___ PROVIDED RECORDS

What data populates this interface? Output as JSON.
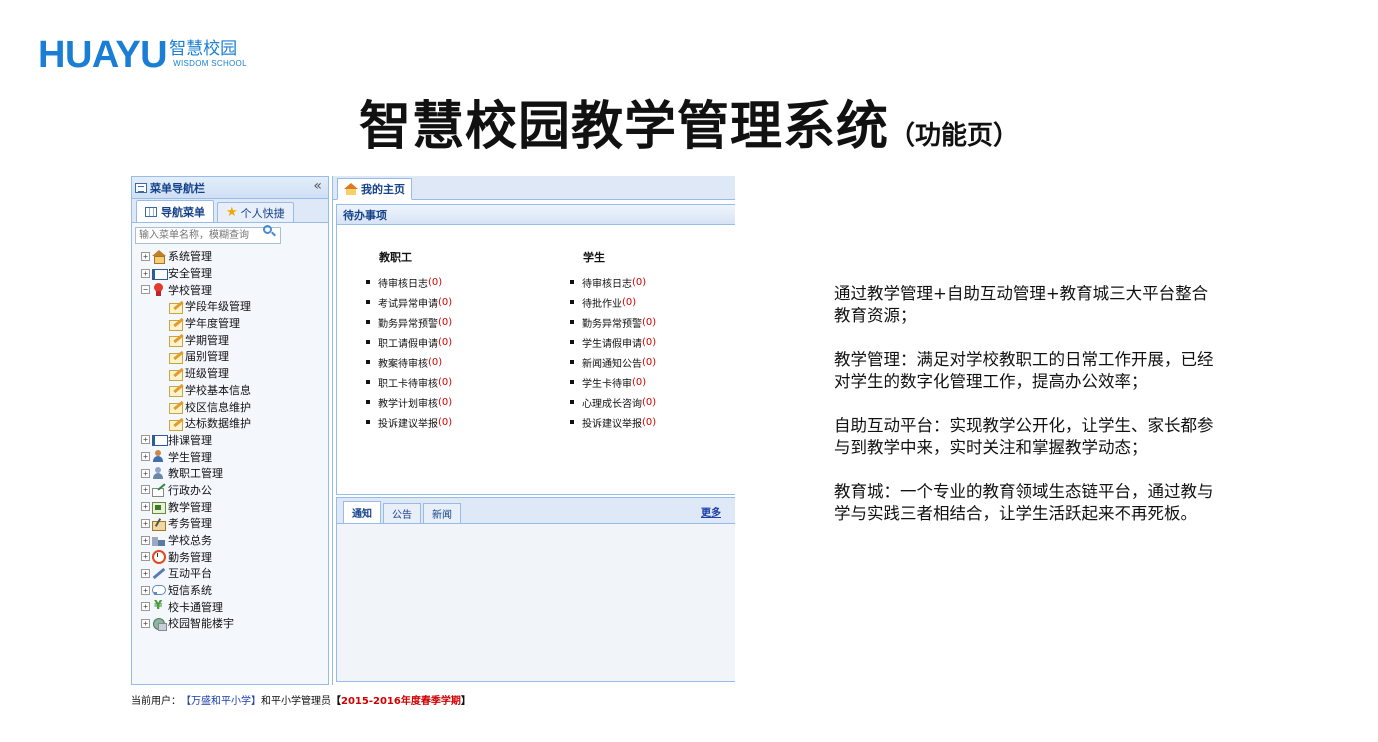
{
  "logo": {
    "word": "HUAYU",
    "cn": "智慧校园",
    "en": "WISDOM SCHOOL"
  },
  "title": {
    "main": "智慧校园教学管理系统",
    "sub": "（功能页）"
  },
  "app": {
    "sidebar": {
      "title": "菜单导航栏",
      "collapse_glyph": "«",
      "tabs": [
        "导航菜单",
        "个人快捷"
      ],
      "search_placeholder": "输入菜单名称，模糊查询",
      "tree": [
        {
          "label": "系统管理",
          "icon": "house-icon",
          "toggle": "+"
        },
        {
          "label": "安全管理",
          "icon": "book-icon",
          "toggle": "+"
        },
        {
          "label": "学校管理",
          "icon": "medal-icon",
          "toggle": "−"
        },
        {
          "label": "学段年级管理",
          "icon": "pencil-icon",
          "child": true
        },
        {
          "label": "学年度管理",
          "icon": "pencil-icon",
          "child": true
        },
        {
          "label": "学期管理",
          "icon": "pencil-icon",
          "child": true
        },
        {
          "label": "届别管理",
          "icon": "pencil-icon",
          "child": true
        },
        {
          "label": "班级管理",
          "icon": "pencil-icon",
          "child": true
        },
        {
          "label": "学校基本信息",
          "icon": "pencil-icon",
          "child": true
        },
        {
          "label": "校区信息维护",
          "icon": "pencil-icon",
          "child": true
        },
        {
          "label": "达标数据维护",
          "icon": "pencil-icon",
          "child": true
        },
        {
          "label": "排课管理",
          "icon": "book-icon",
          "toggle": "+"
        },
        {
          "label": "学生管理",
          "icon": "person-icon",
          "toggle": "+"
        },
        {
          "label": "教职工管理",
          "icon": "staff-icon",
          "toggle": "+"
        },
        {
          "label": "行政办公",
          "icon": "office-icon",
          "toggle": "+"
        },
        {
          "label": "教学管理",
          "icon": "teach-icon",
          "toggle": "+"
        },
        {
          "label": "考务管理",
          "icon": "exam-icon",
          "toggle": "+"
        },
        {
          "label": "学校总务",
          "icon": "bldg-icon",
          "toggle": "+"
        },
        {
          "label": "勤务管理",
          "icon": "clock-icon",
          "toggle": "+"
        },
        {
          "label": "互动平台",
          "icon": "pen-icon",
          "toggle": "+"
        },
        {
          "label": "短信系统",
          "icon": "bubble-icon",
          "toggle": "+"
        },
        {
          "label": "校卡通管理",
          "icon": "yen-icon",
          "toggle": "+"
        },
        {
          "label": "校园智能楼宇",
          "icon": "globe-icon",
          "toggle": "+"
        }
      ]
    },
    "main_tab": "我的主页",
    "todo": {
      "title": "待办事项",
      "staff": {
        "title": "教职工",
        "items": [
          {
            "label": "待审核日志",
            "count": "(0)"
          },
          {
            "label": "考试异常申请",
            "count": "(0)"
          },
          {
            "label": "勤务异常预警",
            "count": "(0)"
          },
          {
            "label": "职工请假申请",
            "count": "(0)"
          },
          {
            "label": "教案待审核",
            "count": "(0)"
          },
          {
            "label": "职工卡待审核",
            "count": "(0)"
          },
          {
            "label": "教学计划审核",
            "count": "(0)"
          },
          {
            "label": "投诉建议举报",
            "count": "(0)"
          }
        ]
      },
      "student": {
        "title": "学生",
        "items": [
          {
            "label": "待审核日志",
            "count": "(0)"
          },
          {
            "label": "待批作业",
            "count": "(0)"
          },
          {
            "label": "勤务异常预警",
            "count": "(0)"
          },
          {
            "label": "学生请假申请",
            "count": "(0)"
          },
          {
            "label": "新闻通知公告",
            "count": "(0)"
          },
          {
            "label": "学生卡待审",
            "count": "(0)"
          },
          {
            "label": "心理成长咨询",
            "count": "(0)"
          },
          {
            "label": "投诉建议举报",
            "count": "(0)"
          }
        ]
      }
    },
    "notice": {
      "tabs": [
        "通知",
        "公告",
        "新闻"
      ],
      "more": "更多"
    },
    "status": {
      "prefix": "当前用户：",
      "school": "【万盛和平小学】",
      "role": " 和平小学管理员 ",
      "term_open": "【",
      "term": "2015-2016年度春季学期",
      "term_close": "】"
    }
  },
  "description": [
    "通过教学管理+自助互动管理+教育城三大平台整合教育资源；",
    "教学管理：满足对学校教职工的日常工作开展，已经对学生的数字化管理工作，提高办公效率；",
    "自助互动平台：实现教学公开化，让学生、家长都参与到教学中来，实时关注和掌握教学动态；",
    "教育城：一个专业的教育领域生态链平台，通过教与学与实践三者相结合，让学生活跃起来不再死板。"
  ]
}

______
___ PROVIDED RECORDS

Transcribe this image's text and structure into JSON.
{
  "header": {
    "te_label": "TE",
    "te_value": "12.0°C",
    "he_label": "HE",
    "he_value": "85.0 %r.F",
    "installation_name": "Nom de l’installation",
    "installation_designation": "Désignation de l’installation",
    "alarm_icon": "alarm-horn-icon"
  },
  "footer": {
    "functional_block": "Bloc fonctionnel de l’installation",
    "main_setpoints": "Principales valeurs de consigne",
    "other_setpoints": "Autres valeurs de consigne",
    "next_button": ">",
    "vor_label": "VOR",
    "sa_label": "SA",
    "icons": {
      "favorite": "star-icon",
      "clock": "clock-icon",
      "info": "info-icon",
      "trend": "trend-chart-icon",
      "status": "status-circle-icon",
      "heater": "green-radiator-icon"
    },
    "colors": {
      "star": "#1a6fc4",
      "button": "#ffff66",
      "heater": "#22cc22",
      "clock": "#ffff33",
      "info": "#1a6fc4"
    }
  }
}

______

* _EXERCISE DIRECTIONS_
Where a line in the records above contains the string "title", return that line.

* _RESPONSE TO THIS EXERCISE_
  "title": {
      "title": "菜单导航栏",
      "title": "待办事项",
        "title": "教职工",
        "title": "学生",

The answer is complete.